NCSO Deputy Asher Davis Earns MADD Officer of the Year Award
Jen Godbehere, development director for MADD AZ and Stan Marks, attorney and founder of MADD AZ, present NCSO Deputy Asher Davis with the 2013 DUI Law Enforcement of the Year Award.
HOLBROOK, AZ- (October 1, 2013) – Getting impaired drivers off the street makes roadways and neighborhoods safer, but the act of taking intoxicated individuals off the road can be a dangerous one for the law enforcement officers who have to deal with
them. Mothers Against Drunk Drivers Arizona (MADD AZ) recently honored law enforcement officers statewide who put their personal safety at risk every time they deal with an impaired driver, and a deputy with
the Navajo County Sheriff's Office was one of those named a recipient of the 2013 DUI Law Enforcement Officer of the Year Award.
Navajo County Sheriff's Deputy Asher Davis was honored with the award last week at the MADD DUI Law Enforcement Recognition Awards in Phoenix by MADD AZ founder Stan
Marks. Davis, who has worked for the Sheriff's Office for more than five years, made numerous DUI arrests, conducted more than 20 Drug Recognition Evaluations (DRE), and more
than 46 blood draws in the past year while assisting local police agencies in detecting impaired drivers.
“Receiving this award is really humbling,” said Davis. “I enjoy giving back to the community where I grew up. I enjoy serving all citizens, providing a safe environment and ultimately providing help to those in need.
Davis lives in the Show Low area and is a graduate of Show Low High School. He received his associates degree in general studies from Northland Pioneer College in 2009. Davis is a
Certified Drug Recognition Expert, Qualified Law Enforcement, and holds a number of certifications related to DUI enforcement. He is a member of the local Special Weapons and Tactics (SWAT) Team and the White Mountain DUI Task Force.
“Deputy Davis' recognition is well earned,” said Navajo County Sheriff KC Clark. “It's always inspiring to watch these officers who are working to protect the communities

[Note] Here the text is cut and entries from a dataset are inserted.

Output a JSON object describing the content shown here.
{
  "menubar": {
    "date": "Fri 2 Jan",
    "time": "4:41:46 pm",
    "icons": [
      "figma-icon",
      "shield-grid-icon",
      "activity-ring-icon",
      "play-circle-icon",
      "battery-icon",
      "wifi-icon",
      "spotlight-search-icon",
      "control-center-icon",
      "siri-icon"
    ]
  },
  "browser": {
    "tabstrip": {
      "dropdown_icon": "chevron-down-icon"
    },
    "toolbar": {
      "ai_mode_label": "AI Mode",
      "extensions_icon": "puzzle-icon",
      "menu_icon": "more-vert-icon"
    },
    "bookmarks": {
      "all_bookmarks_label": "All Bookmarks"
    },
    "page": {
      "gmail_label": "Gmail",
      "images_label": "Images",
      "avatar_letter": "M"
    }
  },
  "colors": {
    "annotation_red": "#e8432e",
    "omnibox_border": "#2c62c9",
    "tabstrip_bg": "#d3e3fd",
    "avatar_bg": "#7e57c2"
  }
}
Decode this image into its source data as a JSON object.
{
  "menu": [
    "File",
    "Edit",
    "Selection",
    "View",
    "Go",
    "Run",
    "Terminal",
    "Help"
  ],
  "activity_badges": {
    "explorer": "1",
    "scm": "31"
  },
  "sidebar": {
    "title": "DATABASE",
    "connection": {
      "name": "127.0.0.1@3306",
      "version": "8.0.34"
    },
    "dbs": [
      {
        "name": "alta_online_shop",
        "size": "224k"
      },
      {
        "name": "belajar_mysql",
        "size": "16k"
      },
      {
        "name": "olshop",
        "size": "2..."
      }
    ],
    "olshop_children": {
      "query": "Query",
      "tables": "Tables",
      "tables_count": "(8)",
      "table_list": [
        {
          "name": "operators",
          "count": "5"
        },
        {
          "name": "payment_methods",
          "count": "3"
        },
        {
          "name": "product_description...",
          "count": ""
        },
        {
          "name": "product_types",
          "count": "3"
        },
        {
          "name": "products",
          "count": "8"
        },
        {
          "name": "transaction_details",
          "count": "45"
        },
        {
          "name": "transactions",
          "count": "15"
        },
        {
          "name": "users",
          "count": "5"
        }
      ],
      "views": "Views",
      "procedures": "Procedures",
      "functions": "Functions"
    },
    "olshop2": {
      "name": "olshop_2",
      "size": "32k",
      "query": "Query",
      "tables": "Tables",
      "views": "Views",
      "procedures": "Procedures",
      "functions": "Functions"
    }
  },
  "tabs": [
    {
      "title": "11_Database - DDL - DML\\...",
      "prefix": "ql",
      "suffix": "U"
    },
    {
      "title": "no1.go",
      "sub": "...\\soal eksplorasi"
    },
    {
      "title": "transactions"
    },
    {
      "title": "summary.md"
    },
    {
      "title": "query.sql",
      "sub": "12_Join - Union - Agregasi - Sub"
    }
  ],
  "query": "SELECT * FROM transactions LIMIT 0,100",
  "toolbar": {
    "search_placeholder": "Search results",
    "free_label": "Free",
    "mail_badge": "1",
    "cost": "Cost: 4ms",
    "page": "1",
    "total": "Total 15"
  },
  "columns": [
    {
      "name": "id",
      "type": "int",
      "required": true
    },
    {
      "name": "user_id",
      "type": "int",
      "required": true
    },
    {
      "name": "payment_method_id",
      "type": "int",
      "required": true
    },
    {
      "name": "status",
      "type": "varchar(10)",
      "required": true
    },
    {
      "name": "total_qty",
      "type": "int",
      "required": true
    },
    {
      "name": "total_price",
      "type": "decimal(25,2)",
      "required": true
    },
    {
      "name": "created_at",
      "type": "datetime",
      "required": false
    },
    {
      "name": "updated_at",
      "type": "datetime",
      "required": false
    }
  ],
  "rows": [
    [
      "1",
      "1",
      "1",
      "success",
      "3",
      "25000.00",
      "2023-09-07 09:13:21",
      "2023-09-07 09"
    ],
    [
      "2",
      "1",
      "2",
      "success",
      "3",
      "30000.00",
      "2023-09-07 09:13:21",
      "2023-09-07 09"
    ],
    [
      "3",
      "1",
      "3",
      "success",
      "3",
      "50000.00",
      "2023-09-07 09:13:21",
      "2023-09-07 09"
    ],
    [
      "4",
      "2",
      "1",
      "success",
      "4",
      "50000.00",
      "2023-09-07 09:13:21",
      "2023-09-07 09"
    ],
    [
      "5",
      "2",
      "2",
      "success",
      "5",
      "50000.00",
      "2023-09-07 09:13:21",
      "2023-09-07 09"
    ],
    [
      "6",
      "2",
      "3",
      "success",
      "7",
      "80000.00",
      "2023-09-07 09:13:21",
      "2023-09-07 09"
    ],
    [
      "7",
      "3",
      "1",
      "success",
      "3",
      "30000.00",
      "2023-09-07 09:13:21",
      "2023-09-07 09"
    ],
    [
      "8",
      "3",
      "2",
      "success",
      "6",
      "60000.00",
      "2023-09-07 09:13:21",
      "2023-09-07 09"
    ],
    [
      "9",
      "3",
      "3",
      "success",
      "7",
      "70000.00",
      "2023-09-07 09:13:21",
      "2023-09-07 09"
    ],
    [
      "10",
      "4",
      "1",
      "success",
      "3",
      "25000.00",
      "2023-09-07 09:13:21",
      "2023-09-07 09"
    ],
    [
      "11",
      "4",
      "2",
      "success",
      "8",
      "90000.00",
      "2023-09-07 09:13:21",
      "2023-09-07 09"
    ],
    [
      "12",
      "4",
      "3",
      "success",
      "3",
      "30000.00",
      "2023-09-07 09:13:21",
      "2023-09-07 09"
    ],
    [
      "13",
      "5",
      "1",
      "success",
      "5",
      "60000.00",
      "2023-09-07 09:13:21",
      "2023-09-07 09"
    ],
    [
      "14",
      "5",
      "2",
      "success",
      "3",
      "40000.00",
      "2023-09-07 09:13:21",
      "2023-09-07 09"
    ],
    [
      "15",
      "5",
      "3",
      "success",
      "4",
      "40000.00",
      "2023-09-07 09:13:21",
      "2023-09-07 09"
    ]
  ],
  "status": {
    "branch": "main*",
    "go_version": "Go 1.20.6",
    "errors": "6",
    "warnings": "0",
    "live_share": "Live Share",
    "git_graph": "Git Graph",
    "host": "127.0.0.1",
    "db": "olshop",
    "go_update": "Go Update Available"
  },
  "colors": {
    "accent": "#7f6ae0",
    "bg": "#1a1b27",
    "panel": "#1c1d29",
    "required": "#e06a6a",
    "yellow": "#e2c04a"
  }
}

where they grew up. It's a gratifying cycle for them to protect and care for the very people – the teachers, the neighbors, the families – who once took care of them.
Top of Page